  • A disciplined and serious — and lighthearted — group of young people prowled and pounced around the wood-floored room. They were practicing a song from the musical Cats. Clear strong voices filled the air. This group of sixteen singers from the West Las Vegas High School Honors Choir will delight music-lovers at the City of Las Vegas Museum on Wednesday, May 21, at 6 p.m. The program is sponsored by the Friends of the City of Las Vegas Museum.

  • For years, East vs. West was the biggest high school rivalry. Everything seemed to be measured by if you played for Robertson or West. Every football game and basketball game was sold out and the season’s success was determined by whether you defeated the cross-town rival.

  • As the school year snakes toward summer, school workers across the county hold their breath in anticipation, wait for the last bell to chime, the last report card to compose, the last classroom to clean.

    The end of May means graduation preparation, means prom music and decorations to choose, means exhibit and event designed to showcase each student’s intellectual, social, and artistic progress throughout the academic year.

  • As of today, Robertson High School seniors have only 17 schools days left on the calendar. Though time seems to be passing slower than ever before, we will be graduates in no time.

  • What did kids do on a sunny day 150 years ago, before the invention of the iPod, mp3 player, X-box or cell phone? Children can find out on Saturday, April 26, 2008, at Fort Union National Monument when the National Park Service celebrates Junior Ranger Day. This is in association with National Park Week, specifically “kids in parks” and away from the TV and video games. By celebrating the Junior Ranger program, children are connected to American history and the natural and urban wonders within our parks. The program urges children to explore and protect these resources.

  • Demogorgon’s music hits the listener’s ears with a surprising mix of melodic electric guitar arpeggios accented by driving drum riffs and a lead singer’s deliberately muffled lyrics.

  • A ceramic buddha laughs, his skin the hue of weathered copper.
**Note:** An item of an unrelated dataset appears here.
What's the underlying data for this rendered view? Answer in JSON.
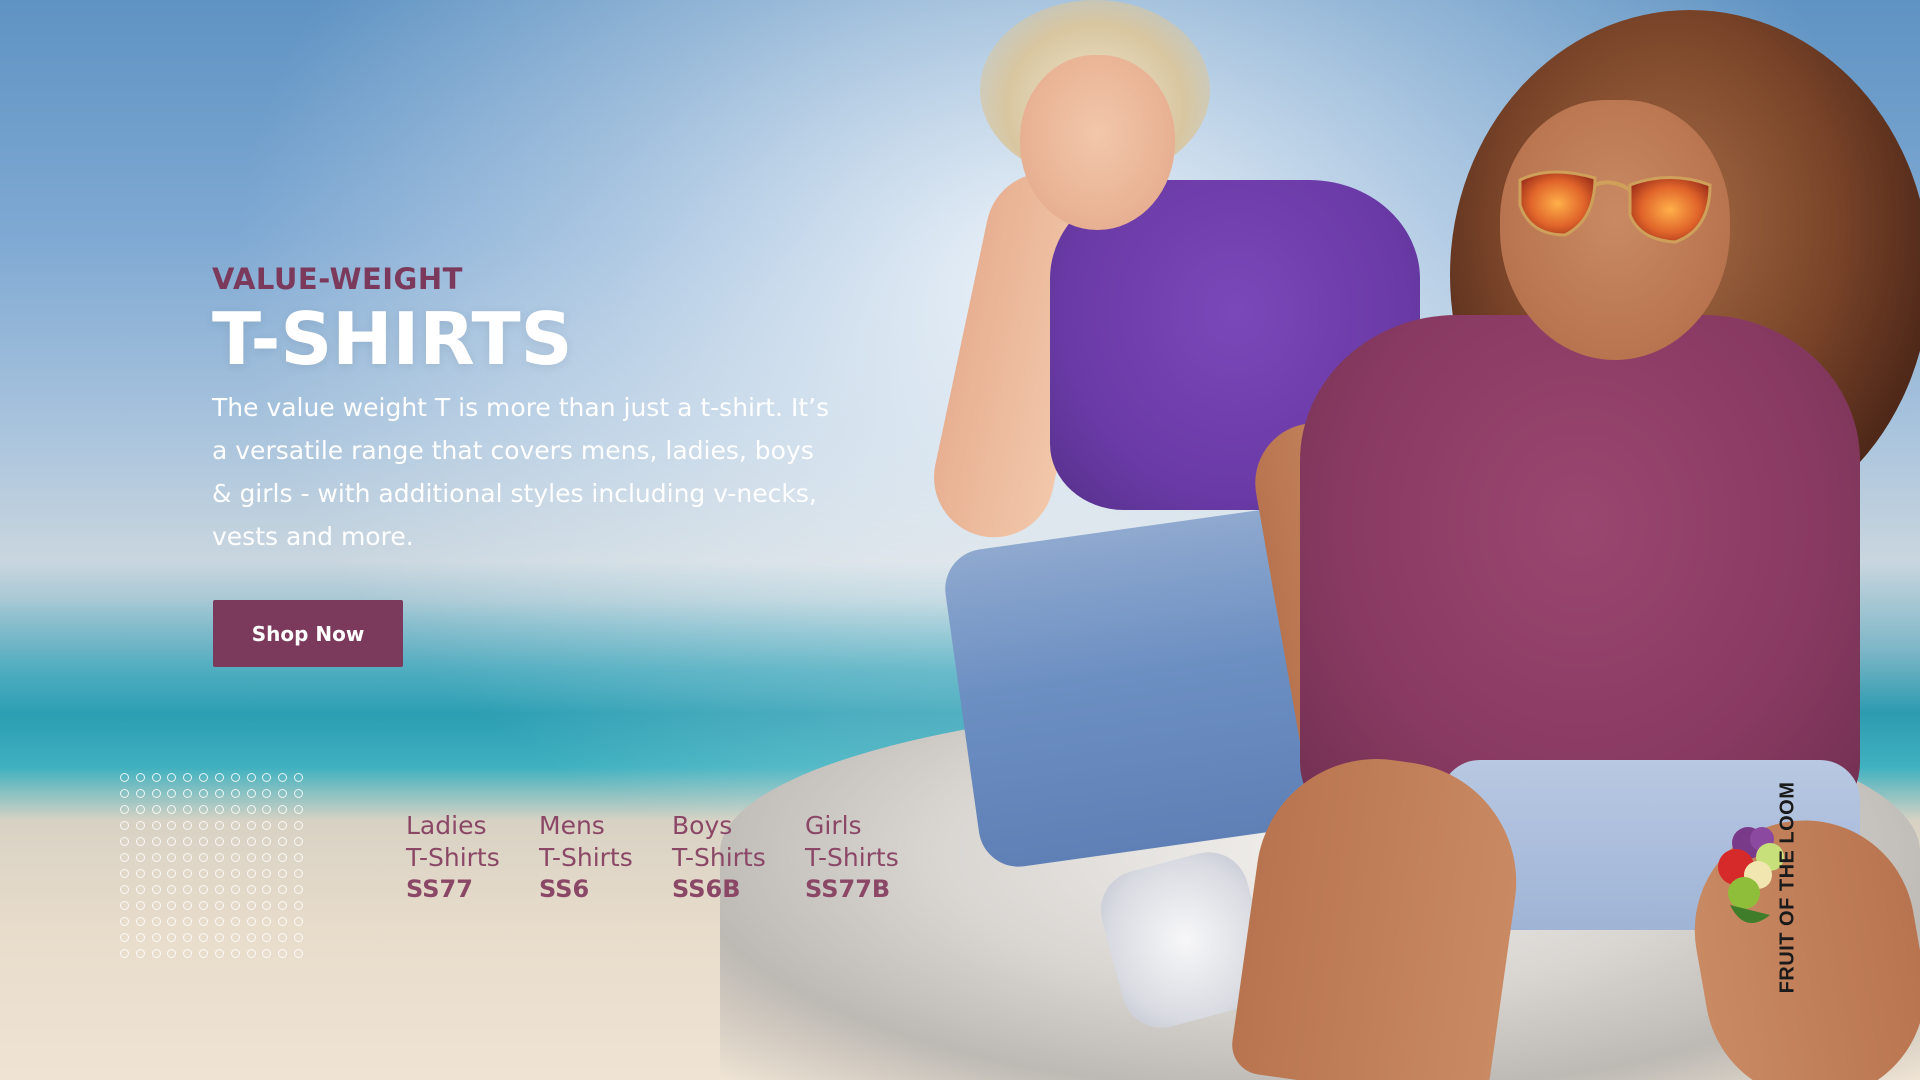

He holds a twist of prayer beads below an expanded belly, tiny legs folded on a vibrant purple lotus bud.

    The careful work of NMHU art student Mc Kaila Dorman, the sculpture is on display through May 1 as part of the semiannual Student Art Show at the Burris Hall Gallery.

    “This is something we do every semester,” explains Highlands Associate Professor of Art, David Lobdell. “We try to create a program that gives students the opportunity to be trained professionally.”
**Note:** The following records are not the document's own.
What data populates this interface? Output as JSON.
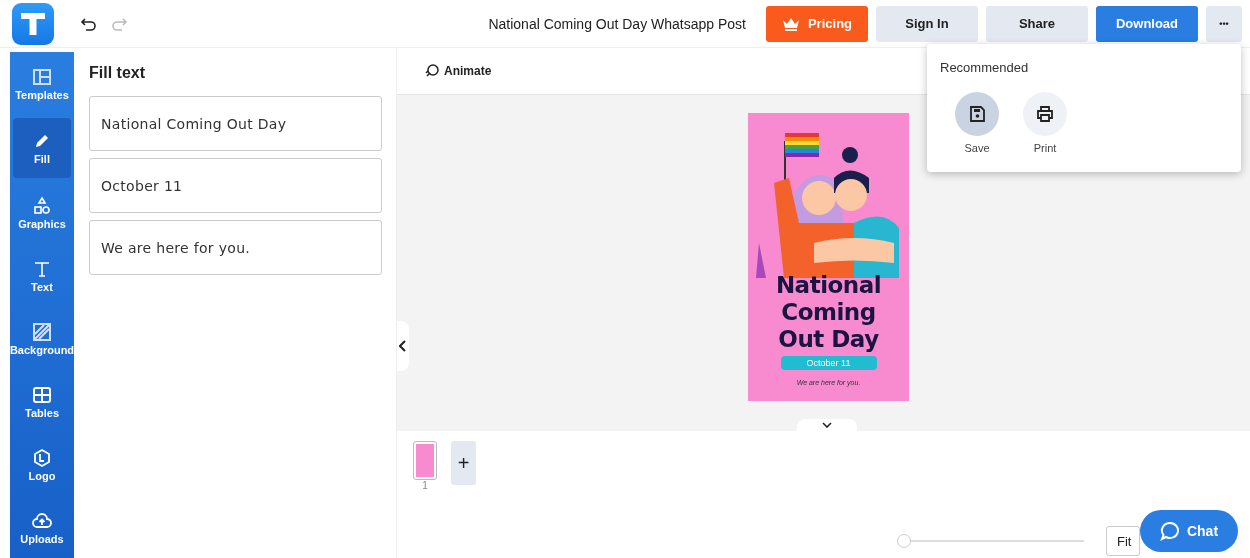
{
  "header": {
    "undo": {
      "disabled": false
    },
    "redo": {
      "disabled": true
    },
    "title": "National Coming Out Day Whatsapp Post",
    "buttons": [
      {
        "kind": "pricing",
        "label": "Pricing"
      },
      {
        "kind": "plain",
        "label": "Sign In"
      },
      {
        "kind": "plain",
        "label": "Share"
      },
      {
        "kind": "primary",
        "label": "Download"
      },
      {
        "kind": "more",
        "label": "•••"
      }
    ]
  },
  "sidebar": {
    "items": [
      {
        "label": "Templates",
        "selected": false
      },
      {
        "label": "Fill",
        "selected": true
      },
      {
        "label": "Graphics",
        "selected": false
      },
      {
        "label": "Text",
        "selected": false
      },
      {
        "label": "Background",
        "selected": false
      },
      {
        "label": "Tables",
        "selected": false
      },
      {
        "label": "Logo",
        "selected": false
      },
      {
        "label": "Uploads",
        "selected": false
      }
    ]
  },
  "fill_panel": {
    "title": "Fill text",
    "fields": [
      "National Coming Out Day",
      "October 11",
      "We are here for you."
    ]
  },
  "toolbar": {
    "animate": "Animate"
  },
  "poster": {
    "title": "National Coming Out Day",
    "date": "October 11",
    "tagline": "We are here for you."
  },
  "pages": [
    {
      "number": "1",
      "selected": true
    }
  ],
  "add_page": "+",
  "zoom": {
    "level": 0,
    "fit": "Fit"
  },
  "chat": "Chat",
  "menu": {
    "heading": "Recommended",
    "items": [
      {
        "label": "Save",
        "selected": true
      },
      {
        "label": "Print",
        "selected": false
      }
    ]
  }
}
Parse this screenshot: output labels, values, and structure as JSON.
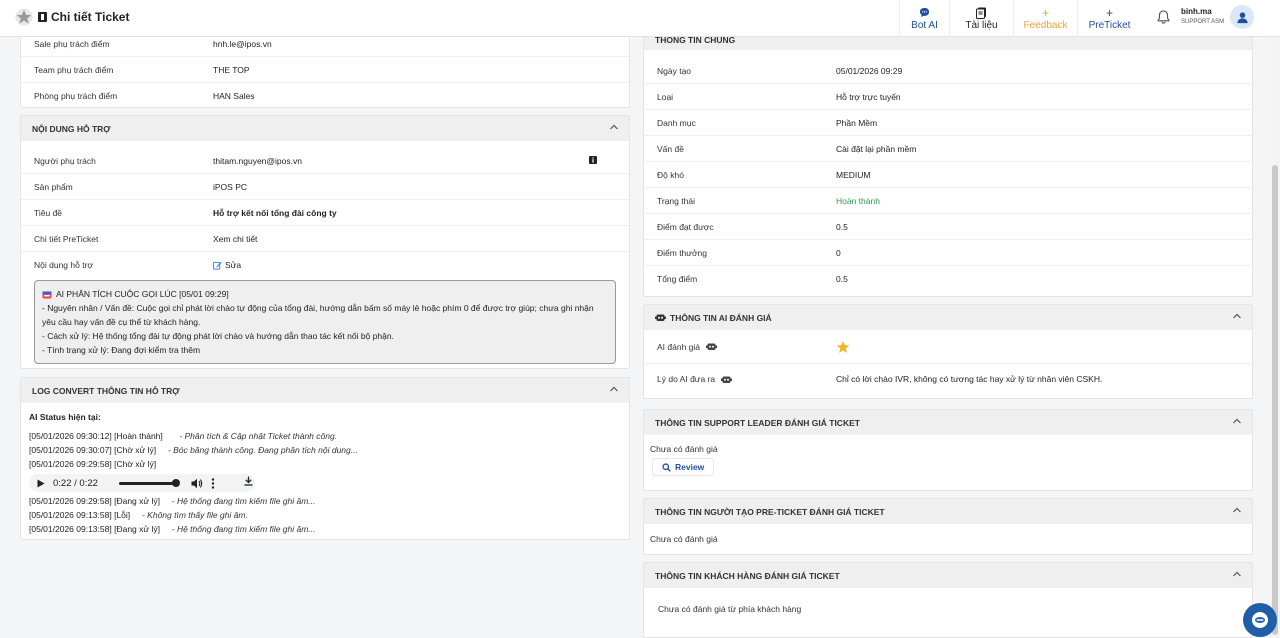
{
  "header": {
    "title": "Chi tiết Ticket",
    "nav": [
      {
        "label": "Bot AI",
        "icon": "chat-bubble-icon"
      },
      {
        "label": "Tài liệu",
        "icon": "document-icon"
      },
      {
        "label": "Feedback",
        "icon": "plus-icon"
      },
      {
        "label": "PreTicket",
        "icon": "plus-icon"
      }
    ],
    "user": {
      "name": "binh.ma",
      "role": "SUPPORT ASM"
    }
  },
  "left": {
    "customer_rows": [
      {
        "k": "Sale phụ trách điểm",
        "v": "hnh.le@ipos.vn"
      },
      {
        "k": "Team phụ trách điểm",
        "v": "THE TOP"
      },
      {
        "k": "Phòng phụ trách điểm",
        "v": "HAN Sales"
      }
    ],
    "support": {
      "title": "NỘI DUNG HỖ TRỢ",
      "rows": [
        {
          "k": "Người phụ trách",
          "v": "thitam.nguyen@ipos.vn"
        },
        {
          "k": "Sản phẩm",
          "v": "iPOS PC"
        },
        {
          "k": "Tiêu đề",
          "v": "Hỗ trợ kết nối tổng đài công ty"
        },
        {
          "k": "Chi tiết PreTicket",
          "v": "Xem chi tiết"
        },
        {
          "k": "Nội dung hỗ trợ",
          "v": "Sửa"
        }
      ],
      "ai_box": [
        "AI PHÂN TÍCH CUỘC GỌI LÚC [05/01 09:29]",
        "- Nguyên nhân / Vấn đề: Cuộc gọi chỉ phát lời chào tự động của tổng đài, hướng dẫn bấm số máy lẻ hoặc phím 0 để được trợ giúp; chưa ghi nhận yêu cầu hay vấn đề cụ thể từ khách hàng.",
        "- Cách xử lý: Hệ thống tổng đài tự động phát lời chào và hướng dẫn thao tác kết nối bộ phận.",
        "- Tình trạng xử lý: Đang đợi kiểm tra thêm"
      ]
    },
    "log": {
      "title": "LOG CONVERT THÔNG TIN HỖ TRỢ",
      "status_label": "AI Status hiện tại:",
      "lines_before": [
        {
          "t": "[05/01/2026 09:30:12]",
          "s": "[Hoàn thành]",
          "m": "- Phân tích & Cập nhật Ticket thành công."
        },
        {
          "t": "[05/01/2026 09:30:07]",
          "s": "[Chờ xử lý]",
          "m": "- Bóc băng thành công. Đang phân tích nội dung..."
        },
        {
          "t": "[05/01/2026 09:29:58]",
          "s": "[Chờ xử lý]",
          "m": ""
        }
      ],
      "audio_time": "0:22 / 0:22",
      "lines_after": [
        {
          "t": "[05/01/2026 09:29:58]",
          "s": "[Đang xử lý]",
          "m": "- Hệ thống đang tìm kiếm file ghi âm..."
        },
        {
          "t": "[05/01/2026 09:13:58]",
          "s": "[Lỗi]",
          "m": "- Không tìm thấy file ghi âm."
        },
        {
          "t": "[05/01/2026 09:13:58]",
          "s": "[Đang xử lý]",
          "m": "- Hệ thống đang tìm kiếm file ghi âm..."
        }
      ]
    }
  },
  "right": {
    "general": {
      "title": "THÔNG TIN CHUNG",
      "rows": [
        {
          "k": "Ngày tạo",
          "v": "05/01/2026 09:29"
        },
        {
          "k": "Loại",
          "v": "Hỗ trợ trực tuyến"
        },
        {
          "k": "Danh mục",
          "v": "Phần Mềm"
        },
        {
          "k": "Vấn đề",
          "v": "Cài đặt lại phần mềm"
        },
        {
          "k": "Độ khó",
          "v": "MEDIUM"
        },
        {
          "k": "Trạng thái",
          "v": "Hoàn thành"
        },
        {
          "k": "Điểm đạt được",
          "v": "0.5"
        },
        {
          "k": "Điểm thưởng",
          "v": "0"
        },
        {
          "k": "Tổng điểm",
          "v": "0.5"
        }
      ],
      "status_color": "#2e9d4a"
    },
    "ai_eval": {
      "title": "THÔNG TIN AI ĐÁNH GIÁ",
      "rating_label": "AI đánh giá",
      "rating_stars": 1,
      "reason_label": "Lý do AI đưa ra",
      "reason": "Chỉ có lời chào IVR, không có tương tác hay xử lý từ nhân viên CSKH."
    },
    "leader": {
      "title": "THÔNG TIN SUPPORT LEADER ĐÁNH GIÁ TICKET",
      "empty": "Chưa có đánh giá",
      "review": "Review"
    },
    "creator": {
      "title": "THÔNG TIN NGƯỜI TẠO PRE-TICKET ĐÁNH GIÁ TICKET",
      "empty": "Chưa có đánh giá"
    },
    "customer": {
      "title": "THÔNG TIN KHÁCH HÀNG ĐÁNH GIÁ TICKET",
      "empty": "Chưa có đánh giá từ phía khách hàng"
    }
  }
}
  • McAlister Lake rests in a bowl-shaped depression on the edge of the Great Plains, 100 acres of deceptively still waters.

    Part of the Las Vegas National Wildlife Refuge, the lake is respite and home to birds as well as fish stocked by the New Mexico Department of Game and Fish. Last year, the lake grew silent, grew dry, when a mixup at the state offices resulted in the forgotten scheduled delivery of water from Storrie Lake. Today, the waters rise high, thanks to winter's snowfall.

  • The first year Theatre Arts Students at UWC-USA will shake up Shakespeare on The United World College campus, in Montezuma, on Wednesday, April 23.

    The students will perform both The Merchant of Venice (in the Kluge Auditorium at 7 p.m.) and Twelfth Night (beside the Sasakawa Center at 5 p.m.) as part of Shakespeare 24, the largest ever international youth Shakespeare festival.

  • Carrie Newcomer sits in silence each morning in her Indiana home, in meditation, in gentle prayer, her music set aside for deliberate contemplation.

    A practicing Quaker, the folk musician believes in the power of love and reflection to overcome violence and injustice, and in the ways that our spirits are revived by spending time in solitude.